is innocent. Atticus utilizes Aristotle’s three persuasive appeals. He does this in his
powerful speech targeting Maycomb’s values of religion, tradition and patriotism.
Maycomb highly represents a true respect for religion. In Atticus's speech he gets
the audience to feel guilty about accusing an innocent man of rape and reflect on what
God would want them to do. Also, he's trying to get them to rethink what they are doing.
Religion and worshiping God is a main value in Maycomb.An example of this is when
Atticus was just about to shoot Tim Johnson the crazy dog. Calpurnia and the kids were
watching him when “....Calpurnia murmured ‘sweet Jesus help him” (127)
Correspondingly in Atticus’s speech he bring up the value of religion knowing that
Maycomb residents value religion. Atticus recognises religion in the speech to remind
them all that God would not be happy if they encouraged sending an innocent man to
jail. Atticus states “ in the name of God do your duty” (275) Atticus tries to make the jury
and residents in the courtroom reconsider what God would would think of their sins. He
tries to make them feel guilty and bad for Tom. Atticus tries to pull at their heartstrings
and pull their emotions out.
Another value of Maycomb Atticus uses to convince the jury that Tom is
innocent is tradition. Atticus integrates getting the the audience to deeply think about
what they are really doing to an innocent man. He also gets them to think about why
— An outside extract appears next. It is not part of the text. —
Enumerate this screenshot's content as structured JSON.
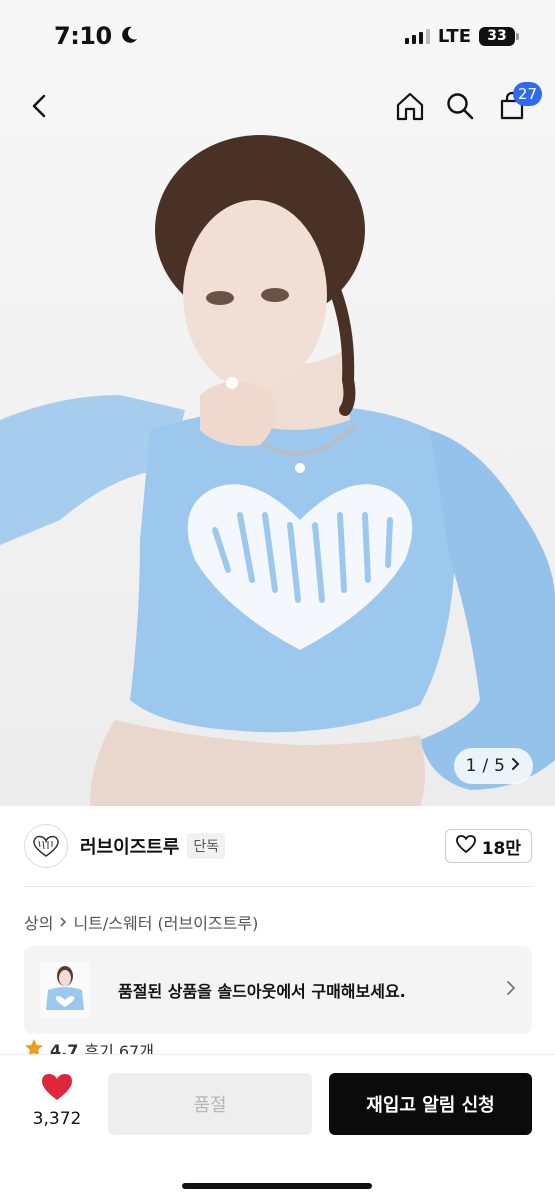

they are all accusing Tom guilty, which is simply because of Maycomb’s strict “code.” ...